• What the task requires
Find the lines of the material below that include the string "brand", then copy each one.

• Dataset records

+ + + + + + +

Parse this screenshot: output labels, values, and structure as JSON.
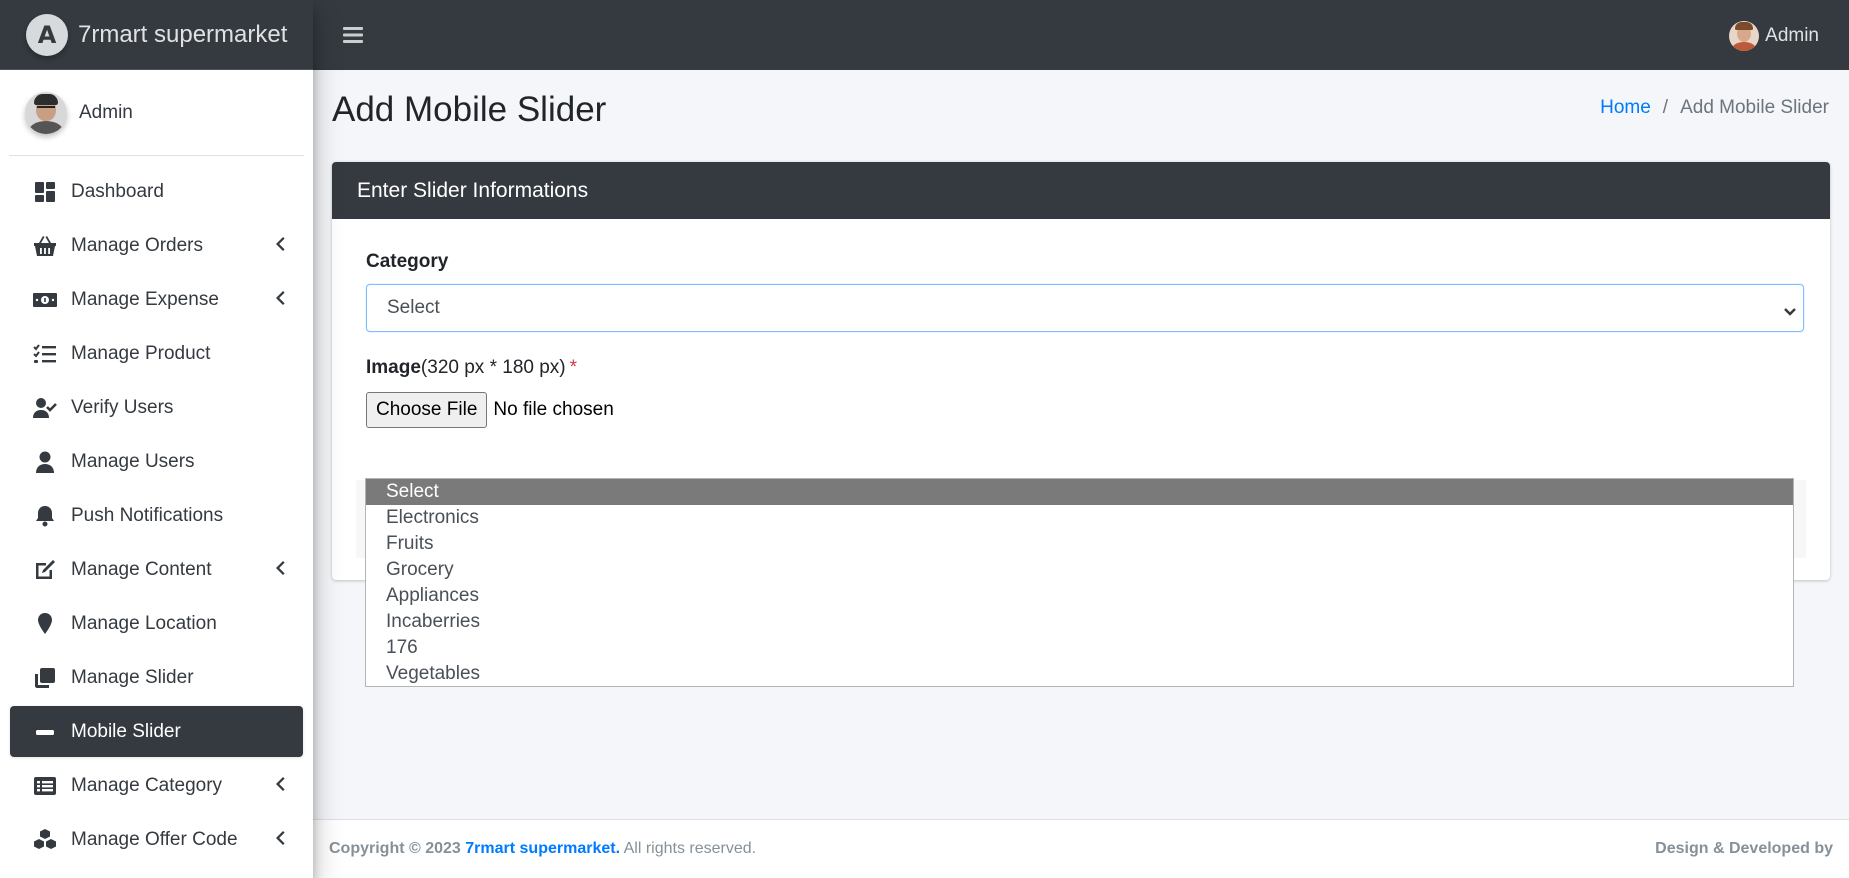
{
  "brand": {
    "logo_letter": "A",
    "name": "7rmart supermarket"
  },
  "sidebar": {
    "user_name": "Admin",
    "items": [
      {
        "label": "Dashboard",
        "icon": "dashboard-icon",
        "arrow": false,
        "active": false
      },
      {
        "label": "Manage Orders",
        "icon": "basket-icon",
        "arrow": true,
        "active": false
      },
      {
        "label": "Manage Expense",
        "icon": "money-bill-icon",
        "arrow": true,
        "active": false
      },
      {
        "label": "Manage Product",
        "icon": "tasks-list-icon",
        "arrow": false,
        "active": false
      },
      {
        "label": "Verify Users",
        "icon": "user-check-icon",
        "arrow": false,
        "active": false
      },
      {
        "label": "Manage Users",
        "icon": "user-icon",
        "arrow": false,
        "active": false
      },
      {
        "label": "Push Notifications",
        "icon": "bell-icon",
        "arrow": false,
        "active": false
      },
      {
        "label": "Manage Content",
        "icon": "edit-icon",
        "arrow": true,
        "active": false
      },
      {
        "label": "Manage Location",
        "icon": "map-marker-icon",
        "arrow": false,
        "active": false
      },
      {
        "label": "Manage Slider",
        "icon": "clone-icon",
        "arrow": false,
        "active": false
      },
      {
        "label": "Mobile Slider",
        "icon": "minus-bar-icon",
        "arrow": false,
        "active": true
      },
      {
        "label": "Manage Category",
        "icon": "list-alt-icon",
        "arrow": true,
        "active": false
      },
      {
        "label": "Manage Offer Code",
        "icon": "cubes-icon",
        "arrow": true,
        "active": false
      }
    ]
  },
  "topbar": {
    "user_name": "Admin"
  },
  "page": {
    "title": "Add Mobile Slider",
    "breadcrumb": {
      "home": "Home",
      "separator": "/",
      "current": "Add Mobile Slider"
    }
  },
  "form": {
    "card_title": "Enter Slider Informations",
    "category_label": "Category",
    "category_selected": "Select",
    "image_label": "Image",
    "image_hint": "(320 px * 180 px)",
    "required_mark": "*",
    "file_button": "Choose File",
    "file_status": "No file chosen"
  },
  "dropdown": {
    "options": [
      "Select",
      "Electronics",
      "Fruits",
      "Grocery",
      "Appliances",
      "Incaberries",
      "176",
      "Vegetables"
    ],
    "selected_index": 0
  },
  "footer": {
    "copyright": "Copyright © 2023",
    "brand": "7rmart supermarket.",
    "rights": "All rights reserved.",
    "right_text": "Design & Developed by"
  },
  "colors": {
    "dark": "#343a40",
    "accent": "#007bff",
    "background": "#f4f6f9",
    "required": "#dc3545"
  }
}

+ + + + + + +

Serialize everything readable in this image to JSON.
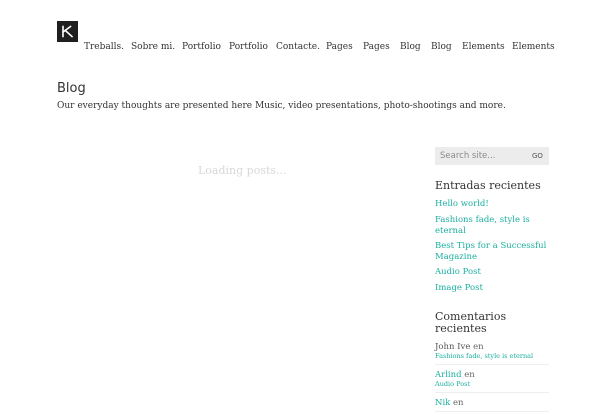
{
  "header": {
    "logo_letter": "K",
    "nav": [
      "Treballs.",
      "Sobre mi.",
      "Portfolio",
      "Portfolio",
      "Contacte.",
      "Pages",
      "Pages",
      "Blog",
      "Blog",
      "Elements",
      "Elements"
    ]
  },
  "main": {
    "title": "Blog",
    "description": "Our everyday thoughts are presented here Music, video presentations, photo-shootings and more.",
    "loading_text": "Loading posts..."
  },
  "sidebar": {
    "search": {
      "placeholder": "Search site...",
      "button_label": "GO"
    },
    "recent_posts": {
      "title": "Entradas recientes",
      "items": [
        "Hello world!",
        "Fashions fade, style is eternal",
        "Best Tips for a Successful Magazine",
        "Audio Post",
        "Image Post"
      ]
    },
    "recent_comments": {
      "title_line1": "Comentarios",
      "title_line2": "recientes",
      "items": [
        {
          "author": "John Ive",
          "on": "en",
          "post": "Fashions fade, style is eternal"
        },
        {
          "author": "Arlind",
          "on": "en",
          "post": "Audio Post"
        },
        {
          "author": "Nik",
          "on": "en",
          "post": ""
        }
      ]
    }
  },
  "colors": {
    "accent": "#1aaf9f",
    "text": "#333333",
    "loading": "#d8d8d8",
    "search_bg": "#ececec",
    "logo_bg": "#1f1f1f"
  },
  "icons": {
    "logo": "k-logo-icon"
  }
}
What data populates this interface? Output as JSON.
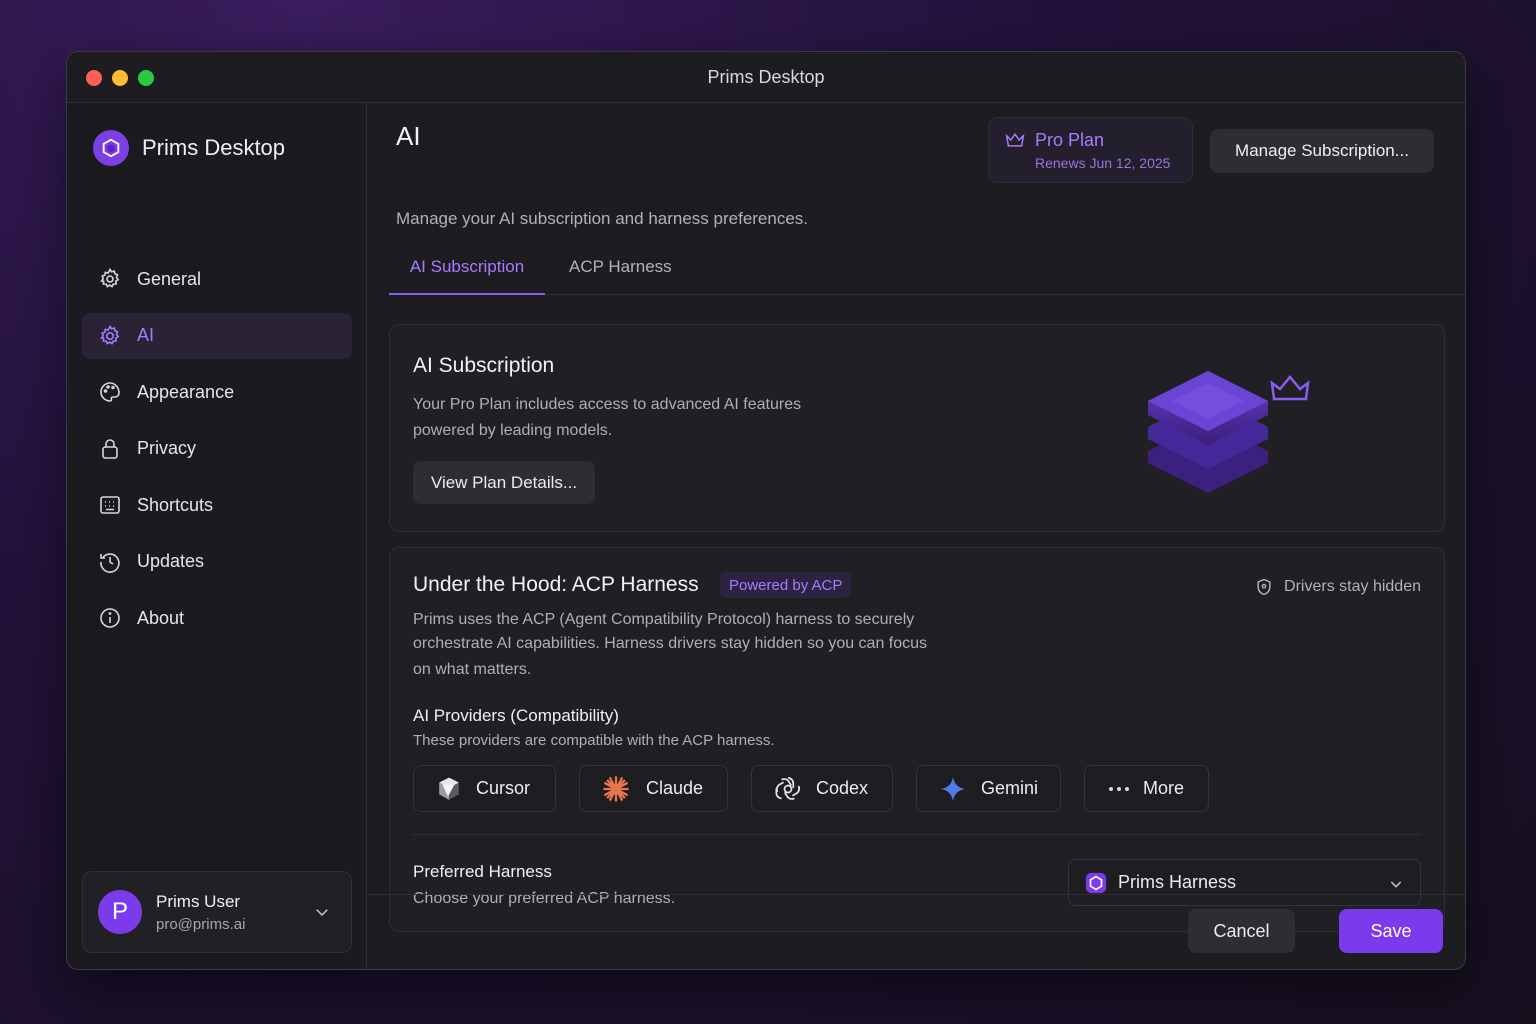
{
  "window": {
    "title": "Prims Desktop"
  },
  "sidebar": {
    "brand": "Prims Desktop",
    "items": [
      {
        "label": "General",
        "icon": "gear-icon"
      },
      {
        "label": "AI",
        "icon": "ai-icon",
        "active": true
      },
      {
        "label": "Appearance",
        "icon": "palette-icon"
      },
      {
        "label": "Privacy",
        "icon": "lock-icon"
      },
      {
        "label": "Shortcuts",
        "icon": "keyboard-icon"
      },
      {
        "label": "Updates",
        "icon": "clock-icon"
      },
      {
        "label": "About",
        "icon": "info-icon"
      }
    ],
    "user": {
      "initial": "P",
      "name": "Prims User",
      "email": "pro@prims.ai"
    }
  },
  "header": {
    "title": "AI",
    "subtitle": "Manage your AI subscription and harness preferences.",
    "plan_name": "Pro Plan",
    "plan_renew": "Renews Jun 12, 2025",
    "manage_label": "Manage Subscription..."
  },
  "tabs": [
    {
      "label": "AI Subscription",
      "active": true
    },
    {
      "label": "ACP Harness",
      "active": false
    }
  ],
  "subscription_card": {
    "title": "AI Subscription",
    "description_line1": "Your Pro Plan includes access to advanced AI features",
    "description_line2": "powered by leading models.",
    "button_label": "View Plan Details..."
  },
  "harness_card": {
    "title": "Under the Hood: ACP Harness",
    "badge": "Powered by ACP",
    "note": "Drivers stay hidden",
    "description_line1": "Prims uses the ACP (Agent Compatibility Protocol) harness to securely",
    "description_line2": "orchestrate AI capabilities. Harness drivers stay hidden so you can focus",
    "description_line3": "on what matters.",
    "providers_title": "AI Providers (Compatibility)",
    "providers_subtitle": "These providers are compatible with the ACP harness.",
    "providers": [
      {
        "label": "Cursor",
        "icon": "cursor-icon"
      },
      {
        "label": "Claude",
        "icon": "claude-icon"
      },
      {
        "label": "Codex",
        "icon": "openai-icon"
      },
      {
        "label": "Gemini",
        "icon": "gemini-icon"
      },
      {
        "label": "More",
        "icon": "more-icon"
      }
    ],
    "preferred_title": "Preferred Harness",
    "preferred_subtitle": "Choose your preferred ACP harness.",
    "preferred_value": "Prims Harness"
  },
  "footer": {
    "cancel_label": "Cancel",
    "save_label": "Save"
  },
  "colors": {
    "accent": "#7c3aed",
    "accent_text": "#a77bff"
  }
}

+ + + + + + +

• Exercise result
  "brand": {
    "brand": "7rmart supermarket.",
    "brand": "Prims Desktop",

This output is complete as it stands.